            Jean-Pierre Vernant’s essay Semblance of Pandora: Imitation and Identity (Critical Inquiry Vol. 37 No. 3) contributes some interesting insights on ‘quirky’ and its questionably legitimate hold on today’s aesthetic. Vernant’s essay reaches way back into his specialty, classical Greek culture. He illuminates a mimicry that is performative. Modernism embraces the mimicry of Plato’s original model and the copy being like the model. “Modeling” is part of the lexicon of the current scientific culture and language, though not in the strict sense introduced by Plato. Vernant speaks of a different sense that the Greeks would have immediately recognized.

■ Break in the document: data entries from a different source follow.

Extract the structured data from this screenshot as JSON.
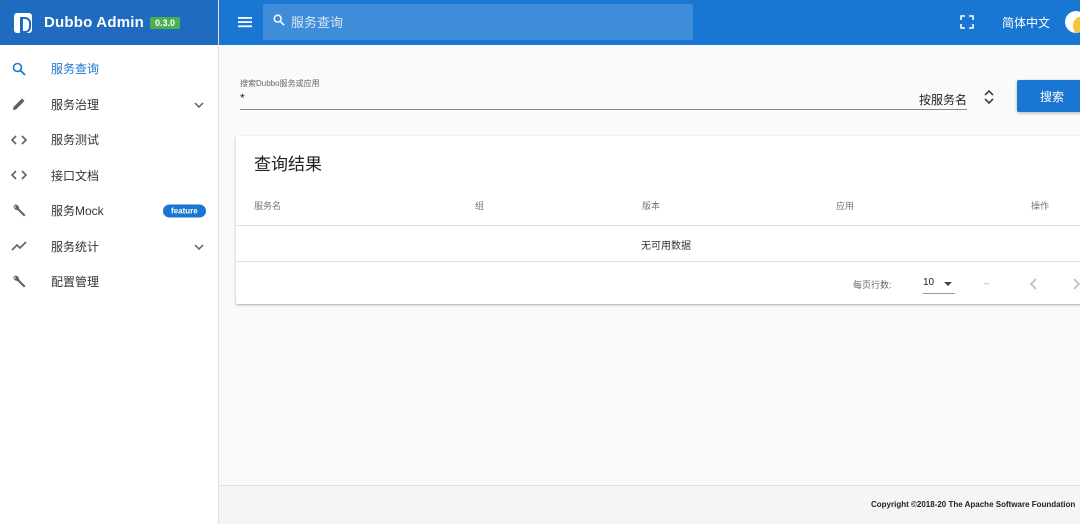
{
  "brand": {
    "title": "Dubbo Admin",
    "version": "0.3.0"
  },
  "topbar": {
    "search_placeholder": "服务查询",
    "language": "简体中文"
  },
  "sidebar": {
    "items": [
      {
        "label": "服务查询",
        "icon": "search-icon",
        "active": true
      },
      {
        "label": "服务治理",
        "icon": "pencil-icon",
        "expandable": true
      },
      {
        "label": "服务测试",
        "icon": "code-icon"
      },
      {
        "label": "接口文档",
        "icon": "code-icon"
      },
      {
        "label": "服务Mock",
        "icon": "wrench-icon",
        "badge": "feature"
      },
      {
        "label": "服务统计",
        "icon": "trending-icon",
        "expandable": true
      },
      {
        "label": "配置管理",
        "icon": "wrench-icon"
      }
    ]
  },
  "search_form": {
    "label": "搜索Dubbo服务或应用",
    "value": "*",
    "select_value": "按服务名",
    "button": "搜索"
  },
  "results": {
    "title": "查询结果",
    "columns": [
      "服务名",
      "组",
      "版本",
      "应用",
      "操作"
    ],
    "empty_text": "无可用数据",
    "rows_per_page_label": "每页行数:",
    "rows_per_page_value": "10",
    "range_text": "–"
  },
  "footer": {
    "text": "Copyright ©2018-20 The Apache Software Foundation"
  },
  "colors": {
    "primary": "#1976d2",
    "brand_bar": "#1e6bc0",
    "version_badge": "#4caf50"
  }
}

It is the sense whereby the copy inspires conviction on the basis of the performance. As he puts it: “imitation (mimesis) essentially plays on the relation between two terms: the one who shows himself, puts himself on display, and the one who sees, who observes – the actor who mimes, the spectators who look at him.” (Pg. 415). What makes for a successful copy is the grace of god, or in the case of the Greeks, the gods. Without the qualities found embodied by the various gods, the performance falls short and becomes godless (without quality). The Greeks would have understood that well enough as the gods embodied qualities, were the qualities, whereas mere mortals only could aspire to be really good copies. If humans actually embodied these qualities, they would be immortal and the gods didn’t take kindly to competition. This outlook would be similar to comparing Angelina Jolie (as a kind of Aphrodite) with a homeless woman of the same physical composition. Were the homeless woman to be gifted by the gods with the qualities of beauty, poise, etc. her mimesis of Angelina would be applauded. Without the grace of the gods, she is marginalized and overlooked, without quality, though in the Platonic sense her features and physical characteristics are “like” the original. This grace could also be considered comparable to the talent and abilities of impersonators who sound and voice a political or celebrity figure with uncanny accuracy though they look not at all like the impersonated individual. In his book Mimesis and Alterity: a particular history of the senses, Michael Taussig presents mimesis as a form of knowledge for natives that were colonized by Europeans well into the 20th century (and beyond?). Although a cliché, “Knowledge is power”, for Taussig the aboriginal inhabitants of various locations considered their mimicry of the whites as somehow usurping the power of the colonizer’s culture (“This notion of the copy, in magical practice, affecting the original to such a degree that the representation shares or acquires the properties of the represented.” Pg. 47-48). Yet much of what Taussig notes continues to dog Plato (“…[W]e have mimesis based on quite imperfect but nevertheless (so we must presume) very effective copying that acquires the power of the original- a copy that is not a copy, but a “poorly executed ideogram,” as Henri Huberl and Marcel Maus…put it… Pg. 17). The “objects” given as examples come across as rather quirky though they are “very effective copying”. Vernant fills this gap within Taussig’s fine book. The native craftsman and shaman’s were unfamiliar with the European pantheon of gods necessary to create a successful copy in the western cultural sense, an un-quirky, ‘graceful’ copy. Vernant points out that for a successful copy to be produced (an un-quirky one) the spectator (as well as the performer) must be familiar with the pantheon of gods and the uniqueness of their graces. Within our contemporary aesthetic, ‘quirky’ is a carte blanche dismissal of any need for familiarity or intimacy with any particular, individual pantheon of gods. Considering such a sense of ‘quirky’, social workers (and others) will continue to be taken in by lame impersonations. The assimilation of ‘quirky’ into the current popular aesthetic is one factor that enables functioning within a multi-cultural society. Within a society of spectacle, this just about insures that even the most artless mimetic performances will be accepted as successful.